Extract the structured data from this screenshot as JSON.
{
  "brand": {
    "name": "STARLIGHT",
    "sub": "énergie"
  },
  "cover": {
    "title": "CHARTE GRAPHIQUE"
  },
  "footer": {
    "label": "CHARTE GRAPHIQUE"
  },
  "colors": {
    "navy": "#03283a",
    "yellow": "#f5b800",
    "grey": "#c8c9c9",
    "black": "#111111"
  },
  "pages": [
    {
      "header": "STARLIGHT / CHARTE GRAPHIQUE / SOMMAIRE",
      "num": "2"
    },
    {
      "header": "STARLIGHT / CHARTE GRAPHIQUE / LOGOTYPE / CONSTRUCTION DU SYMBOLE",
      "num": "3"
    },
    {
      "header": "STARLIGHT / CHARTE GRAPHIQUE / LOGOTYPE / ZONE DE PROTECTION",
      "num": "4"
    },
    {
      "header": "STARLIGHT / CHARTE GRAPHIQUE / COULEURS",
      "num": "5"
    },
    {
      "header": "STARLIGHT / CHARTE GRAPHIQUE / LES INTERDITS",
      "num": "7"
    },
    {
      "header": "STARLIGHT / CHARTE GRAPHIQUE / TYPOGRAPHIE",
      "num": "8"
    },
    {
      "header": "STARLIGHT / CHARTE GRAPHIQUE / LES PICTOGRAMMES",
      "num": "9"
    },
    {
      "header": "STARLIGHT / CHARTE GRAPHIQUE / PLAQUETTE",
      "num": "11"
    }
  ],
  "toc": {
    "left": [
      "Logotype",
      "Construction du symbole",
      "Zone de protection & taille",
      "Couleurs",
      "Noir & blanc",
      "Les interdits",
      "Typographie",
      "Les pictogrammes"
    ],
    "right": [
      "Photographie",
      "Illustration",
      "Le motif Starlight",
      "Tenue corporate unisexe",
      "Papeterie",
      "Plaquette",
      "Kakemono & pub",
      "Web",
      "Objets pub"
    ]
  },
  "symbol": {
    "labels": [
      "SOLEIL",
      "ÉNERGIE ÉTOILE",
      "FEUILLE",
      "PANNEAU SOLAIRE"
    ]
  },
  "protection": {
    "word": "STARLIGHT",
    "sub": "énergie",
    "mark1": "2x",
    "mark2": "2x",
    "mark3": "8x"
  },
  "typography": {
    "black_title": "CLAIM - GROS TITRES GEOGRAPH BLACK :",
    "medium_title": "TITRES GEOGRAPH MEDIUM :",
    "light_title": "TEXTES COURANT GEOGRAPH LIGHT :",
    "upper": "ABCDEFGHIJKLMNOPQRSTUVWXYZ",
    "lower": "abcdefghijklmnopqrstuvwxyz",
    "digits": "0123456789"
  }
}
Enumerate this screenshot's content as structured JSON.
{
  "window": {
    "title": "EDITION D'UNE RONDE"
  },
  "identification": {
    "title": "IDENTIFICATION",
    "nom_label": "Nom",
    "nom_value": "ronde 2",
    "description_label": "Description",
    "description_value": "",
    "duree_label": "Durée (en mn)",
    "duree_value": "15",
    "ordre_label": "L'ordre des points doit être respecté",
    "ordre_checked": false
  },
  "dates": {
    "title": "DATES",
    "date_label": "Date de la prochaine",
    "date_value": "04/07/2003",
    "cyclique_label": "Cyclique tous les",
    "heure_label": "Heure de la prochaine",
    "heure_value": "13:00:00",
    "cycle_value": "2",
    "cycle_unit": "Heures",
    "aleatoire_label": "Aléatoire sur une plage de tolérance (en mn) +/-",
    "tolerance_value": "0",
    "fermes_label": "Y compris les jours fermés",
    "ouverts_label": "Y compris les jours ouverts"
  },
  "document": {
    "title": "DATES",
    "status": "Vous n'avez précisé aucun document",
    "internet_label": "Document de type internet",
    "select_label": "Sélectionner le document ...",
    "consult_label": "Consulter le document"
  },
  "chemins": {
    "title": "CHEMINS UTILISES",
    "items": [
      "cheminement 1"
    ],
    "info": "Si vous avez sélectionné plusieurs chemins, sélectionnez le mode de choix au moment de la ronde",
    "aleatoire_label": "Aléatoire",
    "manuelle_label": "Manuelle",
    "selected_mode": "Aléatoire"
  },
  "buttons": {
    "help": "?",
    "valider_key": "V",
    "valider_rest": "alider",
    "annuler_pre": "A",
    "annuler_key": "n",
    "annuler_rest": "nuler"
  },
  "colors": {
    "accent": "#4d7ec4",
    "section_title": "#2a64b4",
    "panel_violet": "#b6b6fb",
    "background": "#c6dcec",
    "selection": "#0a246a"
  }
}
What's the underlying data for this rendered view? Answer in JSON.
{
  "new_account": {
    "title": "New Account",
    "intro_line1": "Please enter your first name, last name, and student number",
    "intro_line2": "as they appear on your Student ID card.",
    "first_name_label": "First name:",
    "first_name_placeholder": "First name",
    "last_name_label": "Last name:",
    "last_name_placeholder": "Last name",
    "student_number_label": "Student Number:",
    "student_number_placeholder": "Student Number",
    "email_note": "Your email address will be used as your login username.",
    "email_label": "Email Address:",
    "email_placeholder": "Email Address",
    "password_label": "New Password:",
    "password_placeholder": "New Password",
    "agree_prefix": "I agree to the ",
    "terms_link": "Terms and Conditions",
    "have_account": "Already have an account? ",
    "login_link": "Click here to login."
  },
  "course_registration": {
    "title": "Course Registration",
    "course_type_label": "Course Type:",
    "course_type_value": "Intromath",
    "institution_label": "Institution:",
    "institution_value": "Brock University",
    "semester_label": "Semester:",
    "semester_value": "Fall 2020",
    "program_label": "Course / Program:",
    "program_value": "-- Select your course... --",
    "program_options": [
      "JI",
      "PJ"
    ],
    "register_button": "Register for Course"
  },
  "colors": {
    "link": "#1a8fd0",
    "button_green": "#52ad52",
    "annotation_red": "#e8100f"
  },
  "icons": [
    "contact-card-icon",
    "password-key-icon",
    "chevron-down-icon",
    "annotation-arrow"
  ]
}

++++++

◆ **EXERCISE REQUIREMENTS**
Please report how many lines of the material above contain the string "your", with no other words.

◆ **TASK OUTPUT**
4